- Without addressing the fear of detention that undocumented workers have because of their uncertain immigration status, it will be almost impossible for the government to mitigate the public health risks arising from undocumented workers during the Covid-19 outbreak.
Author: Ben Schneiders, The Age
19 May 2020
Australia's large undocumented labour force is at major risk of catching COVID-19, a new report warns, with many working and living in crowded and cramped conditions.
A report by Associate Professor Joanna Howe and Dr Ankur Singh, for the United Workers Union, found undocumented workers were at a high risk of infection and creating "new clusters of infection".
The undocumented migrant workforce is smaller in Australia but many live several people to a room, are exploited by middlemen and are regularly underpaid, the report said.
The report said accommodation is often sub-standard, with poor ventilation and unhygienic due to large numbers of people sharing sanitary and cooking facilities.
"These put at risk Australia's initial success in controlling COVID-19 infection, hamper infection control protocols and pose measurable risk to the Australian population.
"Risk of identification, detention and deportation renders them unlikely to opt for testing and assist in contact tracing – crucial elements of infection control."
Jannette Armstrong, the United Workers Union's farms director, said undocumented workers were often reluctant to visit doctors due to cost and fear of deportation. The union wants an amnesty for them to work legally.
The Victorian Farmers Federation, recognising how important these workers are to their industry, wants both an amnesty for undocumented workers and a new agriculture visa.
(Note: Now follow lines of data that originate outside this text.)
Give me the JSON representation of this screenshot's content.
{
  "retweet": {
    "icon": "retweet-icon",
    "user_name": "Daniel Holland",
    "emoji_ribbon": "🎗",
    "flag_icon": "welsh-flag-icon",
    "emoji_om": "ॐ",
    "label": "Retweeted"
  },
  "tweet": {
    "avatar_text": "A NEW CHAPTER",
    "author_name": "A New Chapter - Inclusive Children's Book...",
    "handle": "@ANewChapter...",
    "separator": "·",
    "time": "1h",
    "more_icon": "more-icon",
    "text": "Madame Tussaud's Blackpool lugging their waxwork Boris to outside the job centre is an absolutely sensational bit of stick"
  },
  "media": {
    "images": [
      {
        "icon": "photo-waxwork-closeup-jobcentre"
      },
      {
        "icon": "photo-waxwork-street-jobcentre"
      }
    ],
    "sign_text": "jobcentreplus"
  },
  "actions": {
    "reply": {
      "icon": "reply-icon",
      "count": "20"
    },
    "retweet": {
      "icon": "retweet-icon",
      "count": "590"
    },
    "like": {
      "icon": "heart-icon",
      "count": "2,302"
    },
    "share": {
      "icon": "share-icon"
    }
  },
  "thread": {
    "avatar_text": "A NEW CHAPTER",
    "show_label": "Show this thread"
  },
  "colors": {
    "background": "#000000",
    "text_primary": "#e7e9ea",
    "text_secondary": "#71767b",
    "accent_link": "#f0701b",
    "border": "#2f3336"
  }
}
Estimates vary on how many undocumented workers there are in Australia, from 60,000 to 100,000 people. They are thought to most commonly work in hospitality, cleaning, massage, construction and on farms.